◆ YOUR OBJECTIVE: Retype the listing that follows, exactly as written.

◆ RECORDS FOR THIS EXERCISE:

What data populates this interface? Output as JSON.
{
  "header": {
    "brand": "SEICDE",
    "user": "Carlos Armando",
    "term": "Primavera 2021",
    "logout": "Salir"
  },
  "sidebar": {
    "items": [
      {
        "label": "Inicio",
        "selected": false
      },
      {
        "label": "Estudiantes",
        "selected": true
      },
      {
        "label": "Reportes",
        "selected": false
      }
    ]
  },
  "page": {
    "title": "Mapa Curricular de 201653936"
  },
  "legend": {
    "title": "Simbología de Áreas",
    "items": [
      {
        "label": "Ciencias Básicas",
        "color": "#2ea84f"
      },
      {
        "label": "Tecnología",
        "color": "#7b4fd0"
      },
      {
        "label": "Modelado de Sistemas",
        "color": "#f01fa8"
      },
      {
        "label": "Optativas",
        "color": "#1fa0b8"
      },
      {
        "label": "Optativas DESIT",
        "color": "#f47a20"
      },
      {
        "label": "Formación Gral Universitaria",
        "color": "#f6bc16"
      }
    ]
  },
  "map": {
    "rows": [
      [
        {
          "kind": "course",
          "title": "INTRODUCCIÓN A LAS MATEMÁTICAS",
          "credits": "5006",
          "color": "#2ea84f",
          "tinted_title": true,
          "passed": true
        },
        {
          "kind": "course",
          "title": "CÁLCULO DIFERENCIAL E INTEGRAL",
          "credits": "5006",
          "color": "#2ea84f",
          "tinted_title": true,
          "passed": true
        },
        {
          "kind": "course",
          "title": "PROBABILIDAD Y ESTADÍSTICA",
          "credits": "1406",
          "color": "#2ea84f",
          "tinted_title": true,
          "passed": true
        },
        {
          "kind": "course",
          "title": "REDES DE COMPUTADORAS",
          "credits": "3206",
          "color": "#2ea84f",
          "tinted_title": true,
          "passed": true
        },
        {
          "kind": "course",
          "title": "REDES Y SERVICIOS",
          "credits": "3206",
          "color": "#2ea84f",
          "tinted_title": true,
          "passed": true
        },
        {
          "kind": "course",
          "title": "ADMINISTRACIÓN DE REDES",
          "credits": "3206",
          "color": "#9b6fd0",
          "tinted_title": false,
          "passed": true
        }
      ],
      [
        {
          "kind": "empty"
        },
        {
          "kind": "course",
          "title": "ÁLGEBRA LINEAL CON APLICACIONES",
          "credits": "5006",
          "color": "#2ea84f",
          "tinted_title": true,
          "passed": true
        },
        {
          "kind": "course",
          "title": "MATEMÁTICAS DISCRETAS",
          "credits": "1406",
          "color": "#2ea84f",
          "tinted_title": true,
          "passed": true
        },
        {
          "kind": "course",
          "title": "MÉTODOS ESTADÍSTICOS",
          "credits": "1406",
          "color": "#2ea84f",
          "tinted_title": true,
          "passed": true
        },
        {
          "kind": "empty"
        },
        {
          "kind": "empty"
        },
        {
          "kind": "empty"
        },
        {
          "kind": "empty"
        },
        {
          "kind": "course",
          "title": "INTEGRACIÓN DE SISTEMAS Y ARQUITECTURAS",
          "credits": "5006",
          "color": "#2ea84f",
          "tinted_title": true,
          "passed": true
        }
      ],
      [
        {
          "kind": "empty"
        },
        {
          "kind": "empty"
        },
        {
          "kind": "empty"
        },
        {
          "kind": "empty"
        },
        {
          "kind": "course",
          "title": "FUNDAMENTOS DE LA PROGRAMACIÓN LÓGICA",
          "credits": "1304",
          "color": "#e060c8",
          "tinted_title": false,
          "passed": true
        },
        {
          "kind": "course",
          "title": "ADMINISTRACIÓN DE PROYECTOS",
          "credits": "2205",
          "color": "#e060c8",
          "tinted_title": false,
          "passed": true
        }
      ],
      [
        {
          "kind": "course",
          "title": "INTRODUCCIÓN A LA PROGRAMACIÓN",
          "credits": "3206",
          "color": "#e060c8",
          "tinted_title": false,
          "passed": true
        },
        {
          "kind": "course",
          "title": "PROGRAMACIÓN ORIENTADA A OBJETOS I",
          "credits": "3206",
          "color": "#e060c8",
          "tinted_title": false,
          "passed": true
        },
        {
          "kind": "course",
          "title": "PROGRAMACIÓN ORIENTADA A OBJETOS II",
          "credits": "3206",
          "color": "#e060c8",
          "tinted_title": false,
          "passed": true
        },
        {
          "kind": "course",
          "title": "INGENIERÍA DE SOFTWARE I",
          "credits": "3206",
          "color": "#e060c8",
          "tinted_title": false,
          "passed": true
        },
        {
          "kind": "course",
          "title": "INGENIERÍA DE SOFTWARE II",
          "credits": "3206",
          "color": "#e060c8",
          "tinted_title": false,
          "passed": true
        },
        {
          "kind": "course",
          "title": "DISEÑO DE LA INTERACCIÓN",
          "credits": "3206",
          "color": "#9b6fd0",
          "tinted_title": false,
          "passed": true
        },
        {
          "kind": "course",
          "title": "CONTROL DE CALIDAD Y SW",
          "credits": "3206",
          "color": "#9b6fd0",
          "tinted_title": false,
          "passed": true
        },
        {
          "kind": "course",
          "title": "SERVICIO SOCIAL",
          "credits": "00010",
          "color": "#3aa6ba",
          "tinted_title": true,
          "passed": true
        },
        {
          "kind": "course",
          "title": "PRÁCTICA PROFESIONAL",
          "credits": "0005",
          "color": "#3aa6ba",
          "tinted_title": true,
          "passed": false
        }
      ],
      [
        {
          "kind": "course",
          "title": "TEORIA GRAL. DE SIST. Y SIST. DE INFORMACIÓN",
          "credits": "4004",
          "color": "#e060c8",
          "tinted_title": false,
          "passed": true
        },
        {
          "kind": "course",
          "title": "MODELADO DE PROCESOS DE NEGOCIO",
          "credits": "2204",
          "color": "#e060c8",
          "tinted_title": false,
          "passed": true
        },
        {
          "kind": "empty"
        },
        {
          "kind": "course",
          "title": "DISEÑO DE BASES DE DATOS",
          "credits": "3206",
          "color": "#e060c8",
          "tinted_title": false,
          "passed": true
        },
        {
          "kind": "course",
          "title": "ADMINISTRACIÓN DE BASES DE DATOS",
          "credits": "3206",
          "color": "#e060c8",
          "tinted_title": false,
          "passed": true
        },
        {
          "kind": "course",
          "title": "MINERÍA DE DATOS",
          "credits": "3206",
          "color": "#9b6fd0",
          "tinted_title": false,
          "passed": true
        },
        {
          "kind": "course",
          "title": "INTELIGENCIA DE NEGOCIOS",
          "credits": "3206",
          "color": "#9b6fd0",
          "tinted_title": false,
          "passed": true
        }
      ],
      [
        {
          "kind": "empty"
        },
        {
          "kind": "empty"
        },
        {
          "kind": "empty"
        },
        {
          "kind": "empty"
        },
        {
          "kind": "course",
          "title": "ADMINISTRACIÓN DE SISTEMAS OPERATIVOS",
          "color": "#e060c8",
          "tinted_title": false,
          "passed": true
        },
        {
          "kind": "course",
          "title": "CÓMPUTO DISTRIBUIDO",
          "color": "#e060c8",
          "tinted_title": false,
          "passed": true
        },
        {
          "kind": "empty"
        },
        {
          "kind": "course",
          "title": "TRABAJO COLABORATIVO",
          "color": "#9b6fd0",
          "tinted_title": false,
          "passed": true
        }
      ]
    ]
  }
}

◆ THE ANSWER:
What data populates this interface? Output as JSON.
{
  "header": {
    "brand": "SEICDE",
    "user": "Carlos Armando",
    "term": "Primavera 2021",
    "logout": "Salir"
  },
  "sidebar": {
    "items": [
      {
        "label": "Inicio",
        "selected": false
      },
      {
        "label": "Estudiantes",
        "selected": true
      },
      {
        "label": "Reportes",
        "selected": false
      }
    ]
  },
  "page": {
    "title": "Mapa Curricular de 201653936"
  },
  "legend": {
    "title": "Simbología de Áreas",
    "items": [
      {
        "label": "Ciencias Básicas",
        "color": "#2ea84f"
      },
      {
        "label": "Tecnología",
        "color": "#7b4fd0"
      },
      {
        "label": "Modelado de Sistemas",
        "color": "#f01fa8"
      },
      {
        "label": "Optativas",
        "color": "#1fa0b8"
      },
      {
        "label": "Optativas DESIT",
        "color": "#f47a20"
      },
      {
        "label": "Formación Gral Universitaria",
        "color": "#f6bc16"
      }
    ]
  },
  "map": {
    "rows": [
      [
        {
          "kind": "course",
          "title": "INTRODUCCIÓN A LAS MATEMÁTICAS",
          "credits": "5006",
          "color": "#2ea84f",
          "tinted_title": true,
          "passed": true
        },
        {
          "kind": "course",
          "title": "CÁLCULO DIFERENCIAL E INTEGRAL",
          "credits": "5006",
          "color": "#2ea84f",
          "tinted_title": true,
          "passed": true
        },
        {
          "kind": "course",
          "title": "PROBABILIDAD Y ESTADÍSTICA",
          "credits": "1406",
          "color": "#2ea84f",
          "tinted_title": true,
          "passed": true
        },
        {
          "kind": "course",
          "title": "REDES DE COMPUTADORAS",
          "credits": "3206",
          "color": "#2ea84f",
          "tinted_title": true,
          "passed": true
        },
        {
          "kind": "course",
          "title": "REDES Y SERVICIOS",
          "credits": "3206",
          "color": "#2ea84f",
          "tinted_title": true,
          "passed": true
        },
        {
          "kind": "course",
          "title": "ADMINISTRACIÓN DE REDES",
          "credits": "3206",
          "color": "#9b6fd0",
          "tinted_title": false,
          "passed": true
        }
      ],
      [
        {
          "kind": "empty"
        },
        {
          "kind": "course",
          "title": "ÁLGEBRA LINEAL CON APLICACIONES",
          "credits": "5006",
          "color": "#2ea84f",
          "tinted_title": true,
          "passed": true
        },
        {
          "kind": "course",
          "title": "MATEMÁTICAS DISCRETAS",
          "credits": "1406",
          "color": "#2ea84f",
          "tinted_title": true,
          "passed": true
        },
        {
          "kind": "course",
          "title": "MÉTODOS ESTADÍSTICOS",
          "credits": "1406",
          "color": "#2ea84f",
          "tinted_title": true,
          "passed": true
        },
        {
          "kind": "empty"
        },
        {
          "kind": "empty"
        },
        {
          "kind": "empty"
        },
        {
          "kind": "empty"
        },
        {
          "kind": "course",
          "title": "INTEGRACIÓN DE SISTEMAS Y ARQUITECTURAS",
          "credits": "5006",
          "color": "#2ea84f",
          "tinted_title": true,
          "passed": true
        }
      ],
      [
        {
          "kind": "empty"
        },
        {
          "kind": "empty"
        },
        {
          "kind": "empty"
        },
        {
          "kind": "empty"
        },
        {
          "kind": "course",
          "title": "FUNDAMENTOS DE LA PROGRAMACIÓN LÓGICA",
          "credits": "1304",
          "color": "#e060c8",
          "tinted_title": false,
          "passed": true
        },
        {
          "kind": "course",
          "title": "ADMINISTRACIÓN DE PROYECTOS",
          "credits": "2205",
          "color": "#e060c8",
          "tinted_title": false,
          "passed": true
        }
      ],
      [
        {
          "kind": "course",
          "title": "INTRODUCCIÓN A LA PROGRAMACIÓN",
          "credits": "3206",
          "color": "#e060c8",
          "tinted_title": false,
          "passed": true
        },
        {
          "kind": "course",
          "title": "PROGRAMACIÓN ORIENTADA A OBJETOS I",
          "credits": "3206",
          "color": "#e060c8",
          "tinted_title": false,
          "passed": true
        },
        {
          "kind": "course",
          "title": "PROGRAMACIÓN ORIENTADA A OBJETOS II",
          "credits": "3206",
          "color": "#e060c8",
          "tinted_title": false,
          "passed": true
        },
        {
          "kind": "course",
          "title": "INGENIERÍA DE SOFTWARE I",
          "credits": "3206",
          "color": "#e060c8",
          "tinted_title": false,
          "passed": true
        },
        {
          "kind": "course",
          "title": "INGENIERÍA DE SOFTWARE II",
          "credits": "3206",
          "color": "#e060c8",
          "tinted_title": false,
          "passed": true
        },
        {
          "kind": "course",
          "title": "DISEÑO DE LA INTERACCIÓN",
          "credits": "3206",
          "color": "#9b6fd0",
          "tinted_title": false,
          "passed": true
        },
        {
          "kind": "course",
          "title": "CONTROL DE CALIDAD Y SW",
          "credits": "3206",
          "color": "#9b6fd0",
          "tinted_title": false,
          "passed": true
        },
        {
          "kind": "course",
          "title": "SERVICIO SOCIAL",
          "credits": "00010",
          "color": "#3aa6ba",
          "tinted_title": true,
          "passed": true
        },
        {
          "kind": "course",
          "title": "PRÁCTICA PROFESIONAL",
          "credits": "0005",
          "color": "#3aa6ba",
          "tinted_title": true,
          "passed": false
        }
      ],
      [
        {
          "kind": "course",
          "title": "TEORIA GRAL. DE SIST. Y SIST. DE INFORMACIÓN",
          "credits": "4004",
          "color": "#e060c8",
          "tinted_title": false,
          "passed": true
        },
        {
          "kind": "course",
          "title": "MODELADO DE PROCESOS DE NEGOCIO",
          "credits": "2204",
          "color": "#e060c8",
          "tinted_title": false,
          "passed": true
        },
        {
          "kind": "empty"
        },
        {
          "kind": "course",
          "title": "DISEÑO DE BASES DE DATOS",
          "credits": "3206",
          "color": "#e060c8",
          "tinted_title": false,
          "passed": true
        },
        {
          "kind": "course",
          "title": "ADMINISTRACIÓN DE BASES DE DATOS",
          "credits": "3206",
          "color": "#e060c8",
          "tinted_title": false,
          "passed": true
        },
        {
          "kind": "course",
          "title": "MINERÍA DE DATOS",
          "credits": "3206",
          "color": "#9b6fd0",
          "tinted_title": false,
          "passed": true
        },
        {
          "kind": "course",
          "title": "INTELIGENCIA DE NEGOCIOS",
          "credits": "3206",
          "color": "#9b6fd0",
          "tinted_title": false,
          "passed": true
        }
      ],
      [
        {
          "kind": "empty"
        },
        {
          "kind": "empty"
        },
        {
          "kind": "empty"
        },
        {
          "kind": "empty"
        },
        {
          "kind": "course",
          "title": "ADMINISTRACIÓN DE SISTEMAS OPERATIVOS",
          "color": "#e060c8",
          "tinted_title": false,
          "passed": true
        },
        {
          "kind": "course",
          "title": "CÓMPUTO DISTRIBUIDO",
          "color": "#e060c8",
          "tinted_title": false,
          "passed": true
        },
        {
          "kind": "empty"
        },
        {
          "kind": "course",
          "title": "TRABAJO COLABORATIVO",
          "color": "#9b6fd0",
          "tinted_title": false,
          "passed": true
        }
      ]
    ]
  }
}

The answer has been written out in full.